Material supplied:

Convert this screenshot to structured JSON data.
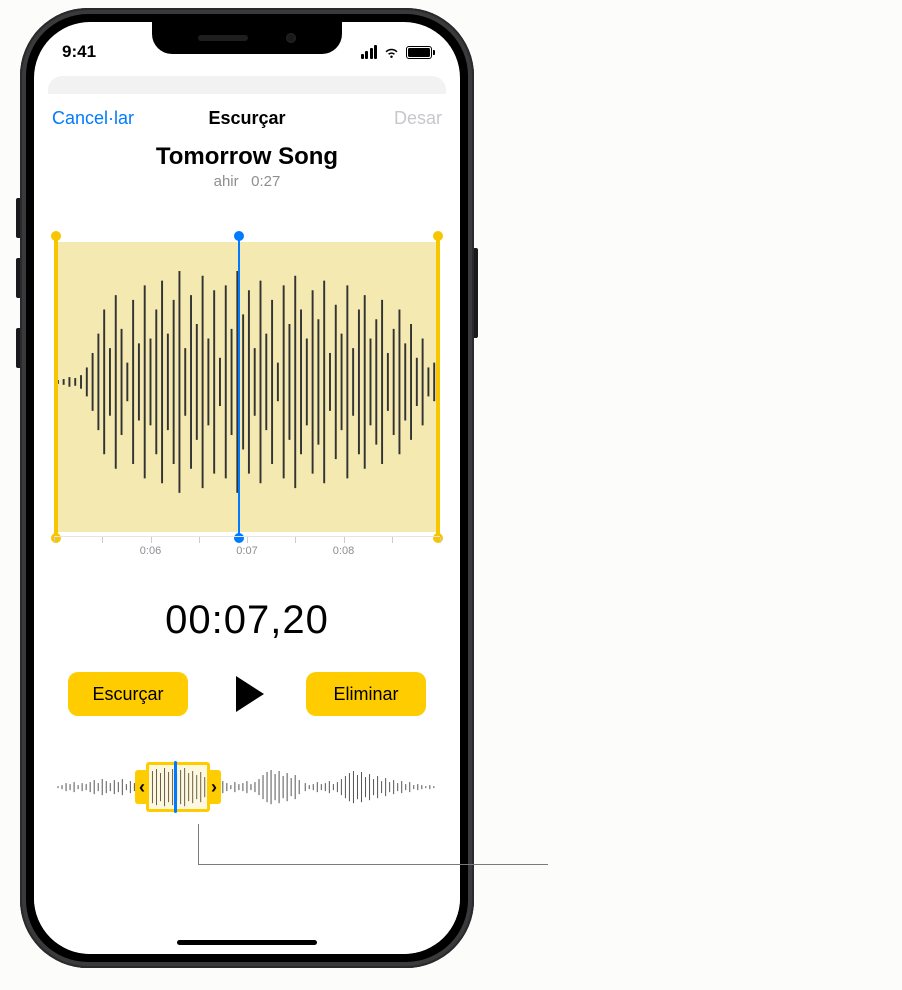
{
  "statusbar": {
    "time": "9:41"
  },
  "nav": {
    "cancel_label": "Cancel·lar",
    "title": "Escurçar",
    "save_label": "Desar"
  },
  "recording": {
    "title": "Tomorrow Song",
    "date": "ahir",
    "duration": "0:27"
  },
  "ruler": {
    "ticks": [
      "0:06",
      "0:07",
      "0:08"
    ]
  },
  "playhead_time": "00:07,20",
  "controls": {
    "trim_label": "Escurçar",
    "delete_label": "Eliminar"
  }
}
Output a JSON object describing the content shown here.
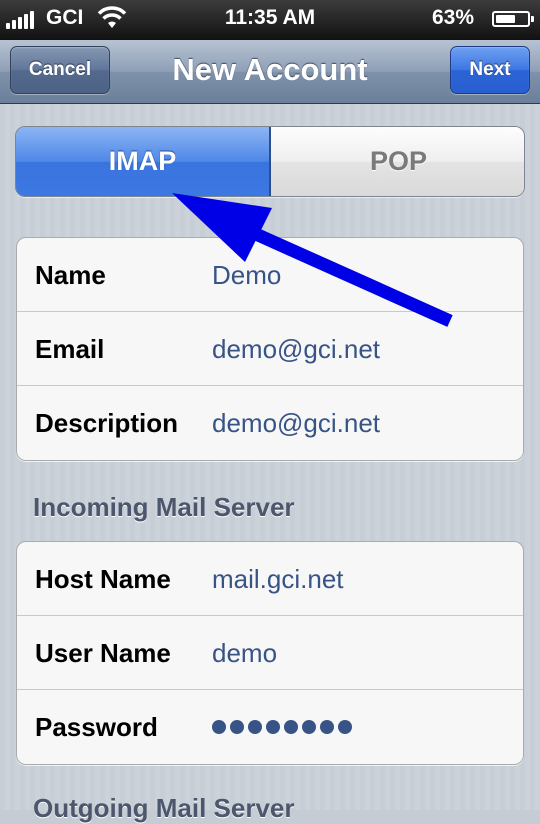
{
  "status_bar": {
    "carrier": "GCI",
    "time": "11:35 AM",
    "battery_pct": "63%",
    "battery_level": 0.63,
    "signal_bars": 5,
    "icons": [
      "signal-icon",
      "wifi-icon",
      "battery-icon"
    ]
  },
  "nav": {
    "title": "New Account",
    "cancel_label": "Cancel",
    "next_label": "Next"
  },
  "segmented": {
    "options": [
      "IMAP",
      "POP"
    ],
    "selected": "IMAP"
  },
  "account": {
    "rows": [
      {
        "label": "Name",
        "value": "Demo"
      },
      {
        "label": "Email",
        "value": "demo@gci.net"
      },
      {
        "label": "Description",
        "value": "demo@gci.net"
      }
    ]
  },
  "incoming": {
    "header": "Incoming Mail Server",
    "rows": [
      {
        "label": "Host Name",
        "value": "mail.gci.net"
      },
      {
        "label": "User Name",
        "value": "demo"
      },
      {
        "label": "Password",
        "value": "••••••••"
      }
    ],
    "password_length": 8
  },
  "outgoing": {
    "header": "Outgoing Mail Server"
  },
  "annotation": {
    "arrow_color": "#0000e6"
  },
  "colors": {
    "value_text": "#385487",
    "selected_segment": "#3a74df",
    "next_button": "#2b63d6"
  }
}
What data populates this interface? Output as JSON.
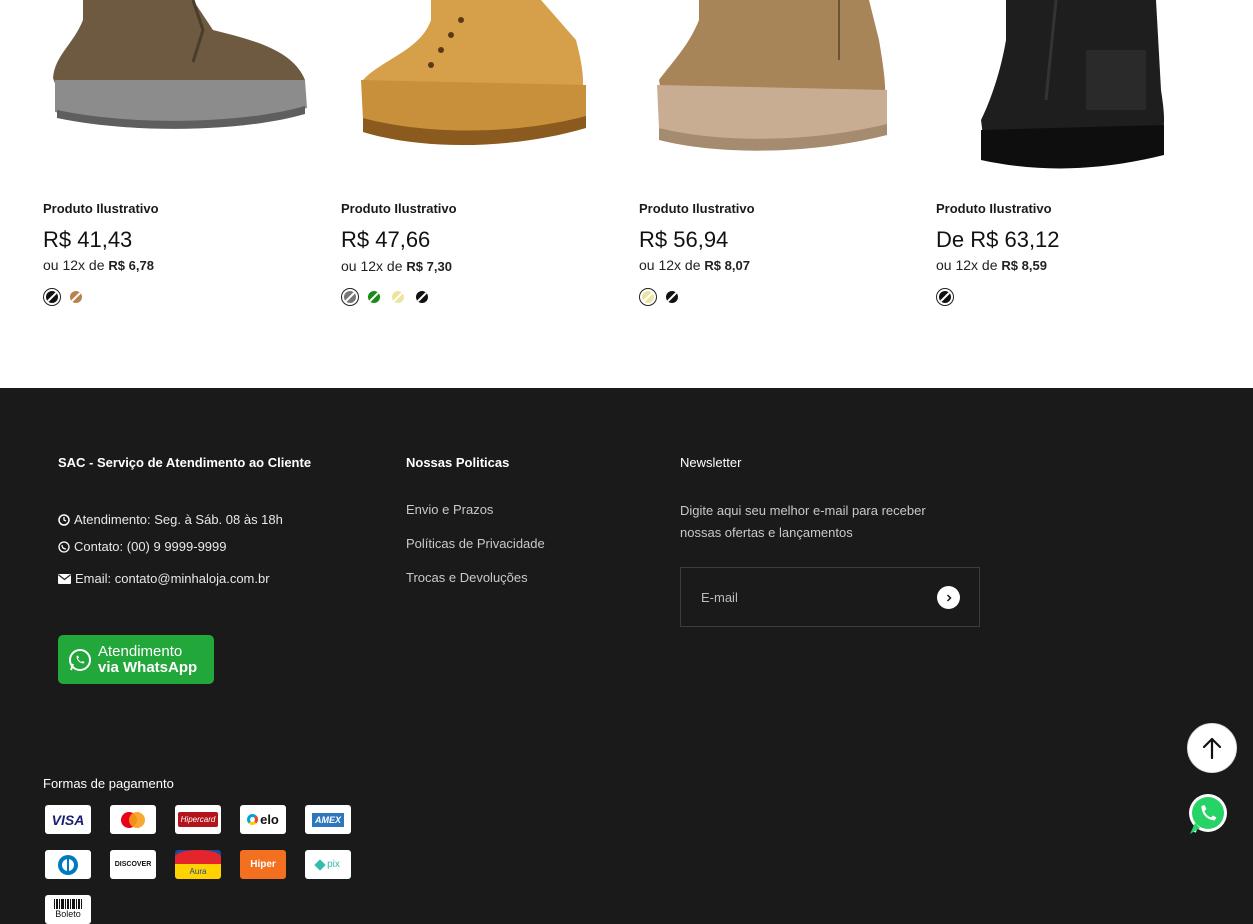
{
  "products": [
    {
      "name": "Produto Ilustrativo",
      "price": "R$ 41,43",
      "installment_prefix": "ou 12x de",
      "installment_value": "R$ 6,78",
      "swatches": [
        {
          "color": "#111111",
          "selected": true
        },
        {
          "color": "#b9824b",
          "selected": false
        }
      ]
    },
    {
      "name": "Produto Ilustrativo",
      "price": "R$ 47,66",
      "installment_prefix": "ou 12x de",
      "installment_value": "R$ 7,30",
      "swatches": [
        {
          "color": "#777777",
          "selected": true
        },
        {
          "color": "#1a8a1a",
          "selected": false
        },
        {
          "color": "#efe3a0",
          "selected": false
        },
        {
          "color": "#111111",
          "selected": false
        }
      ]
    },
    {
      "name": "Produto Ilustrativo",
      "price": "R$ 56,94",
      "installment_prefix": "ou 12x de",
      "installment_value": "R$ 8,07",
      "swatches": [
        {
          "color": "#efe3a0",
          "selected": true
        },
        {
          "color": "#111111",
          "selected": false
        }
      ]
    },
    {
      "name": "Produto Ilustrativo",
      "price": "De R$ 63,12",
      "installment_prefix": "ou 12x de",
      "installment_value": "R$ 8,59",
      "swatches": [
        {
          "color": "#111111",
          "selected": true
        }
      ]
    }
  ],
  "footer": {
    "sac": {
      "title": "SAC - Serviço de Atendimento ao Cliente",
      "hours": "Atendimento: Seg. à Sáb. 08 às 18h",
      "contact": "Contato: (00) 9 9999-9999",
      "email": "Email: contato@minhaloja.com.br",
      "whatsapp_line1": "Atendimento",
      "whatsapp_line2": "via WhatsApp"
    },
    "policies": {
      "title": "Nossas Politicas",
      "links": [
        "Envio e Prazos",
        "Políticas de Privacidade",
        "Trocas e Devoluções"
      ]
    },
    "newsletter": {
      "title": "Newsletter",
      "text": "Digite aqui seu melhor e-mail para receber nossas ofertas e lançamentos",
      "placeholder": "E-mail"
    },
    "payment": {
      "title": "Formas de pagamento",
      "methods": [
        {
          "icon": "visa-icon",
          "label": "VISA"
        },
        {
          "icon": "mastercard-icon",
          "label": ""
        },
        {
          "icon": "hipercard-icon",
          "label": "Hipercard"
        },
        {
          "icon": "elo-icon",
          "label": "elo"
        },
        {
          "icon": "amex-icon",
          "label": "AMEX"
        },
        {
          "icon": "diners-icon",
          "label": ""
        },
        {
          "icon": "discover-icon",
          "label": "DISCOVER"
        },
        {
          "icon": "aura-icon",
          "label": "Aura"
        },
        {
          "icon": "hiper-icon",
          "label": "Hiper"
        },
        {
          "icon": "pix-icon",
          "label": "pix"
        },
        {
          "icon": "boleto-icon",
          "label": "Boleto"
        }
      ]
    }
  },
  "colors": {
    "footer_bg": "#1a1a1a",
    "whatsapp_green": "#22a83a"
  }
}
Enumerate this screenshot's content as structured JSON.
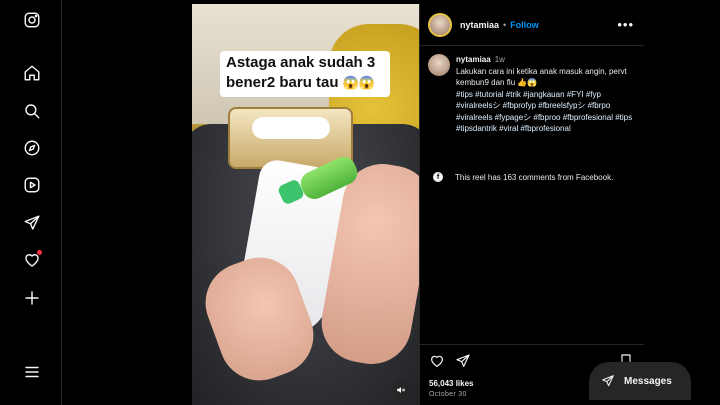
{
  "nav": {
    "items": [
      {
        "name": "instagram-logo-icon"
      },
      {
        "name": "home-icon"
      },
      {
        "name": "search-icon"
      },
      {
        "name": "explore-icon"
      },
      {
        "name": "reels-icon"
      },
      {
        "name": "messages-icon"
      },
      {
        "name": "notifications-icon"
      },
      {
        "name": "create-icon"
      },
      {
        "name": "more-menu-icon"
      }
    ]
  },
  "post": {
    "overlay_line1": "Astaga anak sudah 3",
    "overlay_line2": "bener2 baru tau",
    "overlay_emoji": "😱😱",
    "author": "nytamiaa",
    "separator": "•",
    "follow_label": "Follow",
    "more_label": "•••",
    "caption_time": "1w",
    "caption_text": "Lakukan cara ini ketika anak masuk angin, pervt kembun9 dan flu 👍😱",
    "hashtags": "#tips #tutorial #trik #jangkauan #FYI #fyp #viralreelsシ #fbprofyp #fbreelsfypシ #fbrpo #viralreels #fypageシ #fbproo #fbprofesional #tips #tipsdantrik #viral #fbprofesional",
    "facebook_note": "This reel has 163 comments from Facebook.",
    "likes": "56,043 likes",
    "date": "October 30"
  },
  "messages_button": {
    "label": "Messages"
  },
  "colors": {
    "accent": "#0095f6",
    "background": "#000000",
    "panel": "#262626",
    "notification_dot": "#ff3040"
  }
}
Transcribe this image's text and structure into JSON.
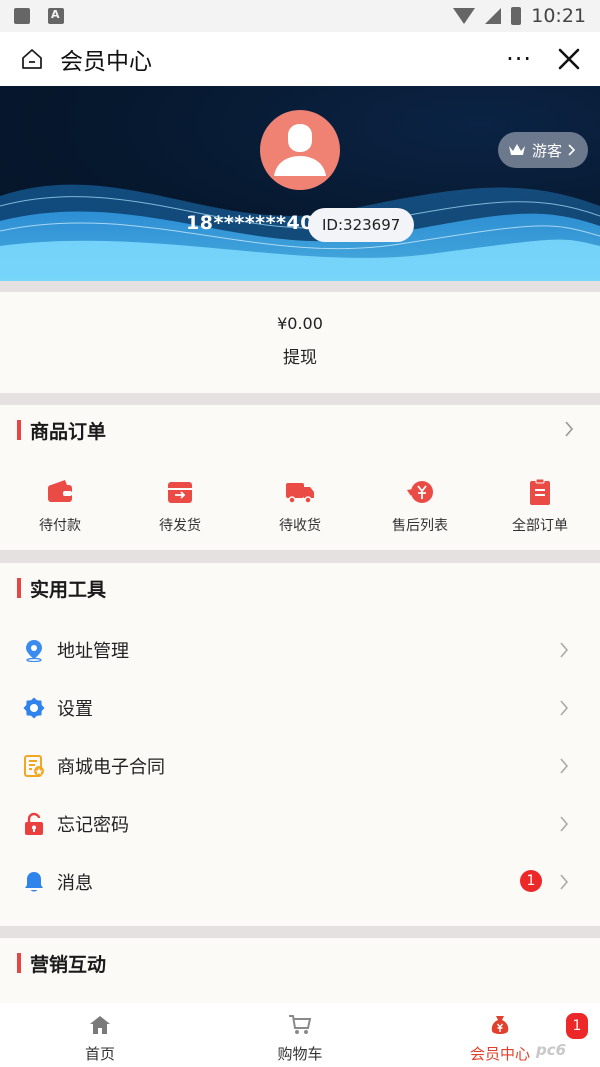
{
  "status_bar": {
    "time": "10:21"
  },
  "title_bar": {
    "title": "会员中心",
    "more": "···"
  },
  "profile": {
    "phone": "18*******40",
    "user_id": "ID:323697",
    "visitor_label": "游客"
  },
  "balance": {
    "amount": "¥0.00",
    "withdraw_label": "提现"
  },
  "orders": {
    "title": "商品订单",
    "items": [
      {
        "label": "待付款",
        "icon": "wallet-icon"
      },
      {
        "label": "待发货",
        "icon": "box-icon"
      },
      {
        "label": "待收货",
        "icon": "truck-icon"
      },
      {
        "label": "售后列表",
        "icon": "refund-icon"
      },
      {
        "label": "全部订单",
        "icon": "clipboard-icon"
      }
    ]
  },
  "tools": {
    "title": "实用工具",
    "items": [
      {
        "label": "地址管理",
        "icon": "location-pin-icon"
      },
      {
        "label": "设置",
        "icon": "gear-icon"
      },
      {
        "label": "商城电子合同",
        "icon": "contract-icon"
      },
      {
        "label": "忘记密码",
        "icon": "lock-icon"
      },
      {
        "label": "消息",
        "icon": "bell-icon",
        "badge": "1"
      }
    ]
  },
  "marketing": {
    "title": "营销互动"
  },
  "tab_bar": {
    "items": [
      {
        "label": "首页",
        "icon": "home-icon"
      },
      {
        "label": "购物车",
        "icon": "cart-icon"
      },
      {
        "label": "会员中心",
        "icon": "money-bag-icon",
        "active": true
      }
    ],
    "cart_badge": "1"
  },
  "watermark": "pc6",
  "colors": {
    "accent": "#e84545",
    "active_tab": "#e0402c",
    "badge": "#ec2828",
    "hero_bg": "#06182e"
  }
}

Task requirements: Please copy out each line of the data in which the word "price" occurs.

The answer:
      "price": "R$ 41,43",
      "price": "R$ 47,66",
      "price": "R$ 56,94",
      "price": "De R$ 63,12",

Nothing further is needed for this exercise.